*** Opening of Records for the task ***
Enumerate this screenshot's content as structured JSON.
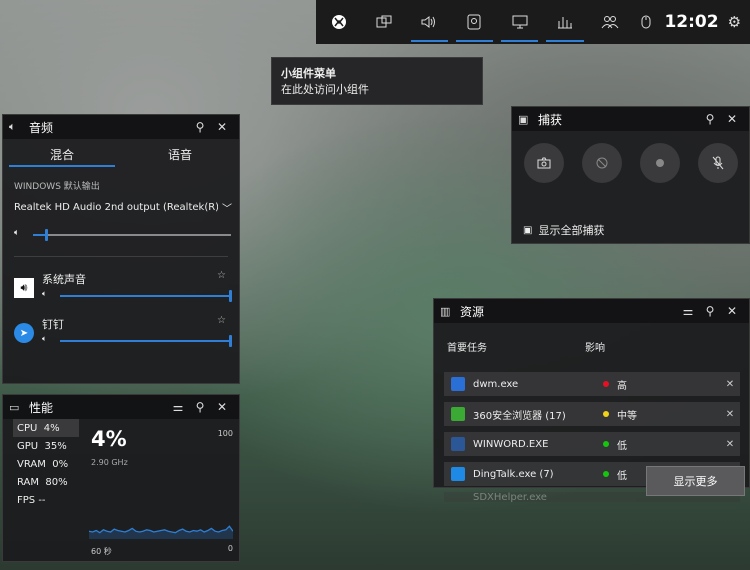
{
  "topbar": {
    "clock": "12:02",
    "buttons": [
      "xbox-icon",
      "widget-menu-icon",
      "audio-icon",
      "capture-icon",
      "display-icon",
      "performance-icon",
      "social-icon"
    ]
  },
  "tooltip": {
    "title": "小组件菜单",
    "text": "在此处访问小组件"
  },
  "audio": {
    "title": "音频",
    "tabs": [
      "混合",
      "语音"
    ],
    "output_label": "WINDOWS 默认输出",
    "device": "Realtek HD Audio 2nd output (Realtek(R)...",
    "master_volume": 0.06,
    "apps": [
      {
        "name": "系统声音",
        "volume": 1.0
      },
      {
        "name": "钉钉",
        "volume": 1.0
      }
    ]
  },
  "capture": {
    "title": "捕获",
    "show_all": "显示全部捕获"
  },
  "performance": {
    "title": "性能",
    "rows": [
      {
        "label": "CPU",
        "value": "4%"
      },
      {
        "label": "GPU",
        "value": "35%"
      },
      {
        "label": "VRAM",
        "value": "0%"
      },
      {
        "label": "RAM",
        "value": "80%"
      },
      {
        "label": "FPS",
        "value": "--"
      }
    ],
    "big_value": "4%",
    "freq": "2.90 GHz",
    "max_label": "100",
    "min_label": "0",
    "duration": "60 秒",
    "graph": [
      0.08,
      0.07,
      0.09,
      0.06,
      0.1,
      0.08,
      0.07,
      0.11,
      0.09,
      0.08,
      0.07,
      0.09,
      0.12,
      0.08,
      0.07,
      0.08,
      0.1,
      0.09,
      0.07,
      0.08,
      0.09,
      0.1,
      0.08,
      0.07,
      0.06,
      0.09,
      0.11,
      0.08,
      0.07,
      0.09,
      0.08,
      0.1,
      0.07,
      0.09,
      0.12,
      0.08,
      0.07,
      0.09,
      0.1,
      0.15,
      0.08
    ]
  },
  "resources": {
    "title": "资源",
    "col_task": "首要任务",
    "col_impact": "影响",
    "rows": [
      {
        "name": "dwm.exe",
        "impact": "高",
        "color": "#e81123",
        "icon_color": "#2a6fd6",
        "closable": true
      },
      {
        "name": "360安全浏览器 (17)",
        "impact": "中等",
        "color": "#f1d21a",
        "icon_color": "#3aaa35",
        "closable": true
      },
      {
        "name": "WINWORD.EXE",
        "impact": "低",
        "color": "#16c60c",
        "icon_color": "#2b5797",
        "closable": true
      },
      {
        "name": "DingTalk.exe (7)",
        "impact": "低",
        "color": "#16c60c",
        "icon_color": "#1e8ae6",
        "closable": false
      },
      {
        "name": "SDXHelper.exe",
        "impact": "",
        "color": "",
        "icon_color": "",
        "closable": false
      }
    ],
    "show_more": "显示更多"
  }
}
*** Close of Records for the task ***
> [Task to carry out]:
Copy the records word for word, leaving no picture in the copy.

> [Written solution]:
Enumerate this screenshot's content as structured JSON.
{
  "topbar": {
    "clock": "12:02",
    "buttons": [
      "xbox-icon",
      "widget-menu-icon",
      "audio-icon",
      "capture-icon",
      "display-icon",
      "performance-icon",
      "social-icon"
    ]
  },
  "tooltip": {
    "title": "小组件菜单",
    "text": "在此处访问小组件"
  },
  "audio": {
    "title": "音频",
    "tabs": [
      "混合",
      "语音"
    ],
    "output_label": "WINDOWS 默认输出",
    "device": "Realtek HD Audio 2nd output (Realtek(R)...",
    "master_volume": 0.06,
    "apps": [
      {
        "name": "系统声音",
        "volume": 1.0
      },
      {
        "name": "钉钉",
        "volume": 1.0
      }
    ]
  },
  "capture": {
    "title": "捕获",
    "show_all": "显示全部捕获"
  },
  "performance": {
    "title": "性能",
    "rows": [
      {
        "label": "CPU",
        "value": "4%"
      },
      {
        "label": "GPU",
        "value": "35%"
      },
      {
        "label": "VRAM",
        "value": "0%"
      },
      {
        "label": "RAM",
        "value": "80%"
      },
      {
        "label": "FPS",
        "value": "--"
      }
    ],
    "big_value": "4%",
    "freq": "2.90 GHz",
    "max_label": "100",
    "min_label": "0",
    "duration": "60 秒",
    "graph": [
      0.08,
      0.07,
      0.09,
      0.06,
      0.1,
      0.08,
      0.07,
      0.11,
      0.09,
      0.08,
      0.07,
      0.09,
      0.12,
      0.08,
      0.07,
      0.08,
      0.1,
      0.09,
      0.07,
      0.08,
      0.09,
      0.1,
      0.08,
      0.07,
      0.06,
      0.09,
      0.11,
      0.08,
      0.07,
      0.09,
      0.08,
      0.1,
      0.07,
      0.09,
      0.12,
      0.08,
      0.07,
      0.09,
      0.1,
      0.15,
      0.08
    ]
  },
  "resources": {
    "title": "资源",
    "col_task": "首要任务",
    "col_impact": "影响",
    "rows": [
      {
        "name": "dwm.exe",
        "impact": "高",
        "color": "#e81123",
        "icon_color": "#2a6fd6",
        "closable": true
      },
      {
        "name": "360安全浏览器 (17)",
        "impact": "中等",
        "color": "#f1d21a",
        "icon_color": "#3aaa35",
        "closable": true
      },
      {
        "name": "WINWORD.EXE",
        "impact": "低",
        "color": "#16c60c",
        "icon_color": "#2b5797",
        "closable": true
      },
      {
        "name": "DingTalk.exe (7)",
        "impact": "低",
        "color": "#16c60c",
        "icon_color": "#1e8ae6",
        "closable": false
      },
      {
        "name": "SDXHelper.exe",
        "impact": "",
        "color": "",
        "icon_color": "",
        "closable": false
      }
    ],
    "show_more": "显示更多"
  }
}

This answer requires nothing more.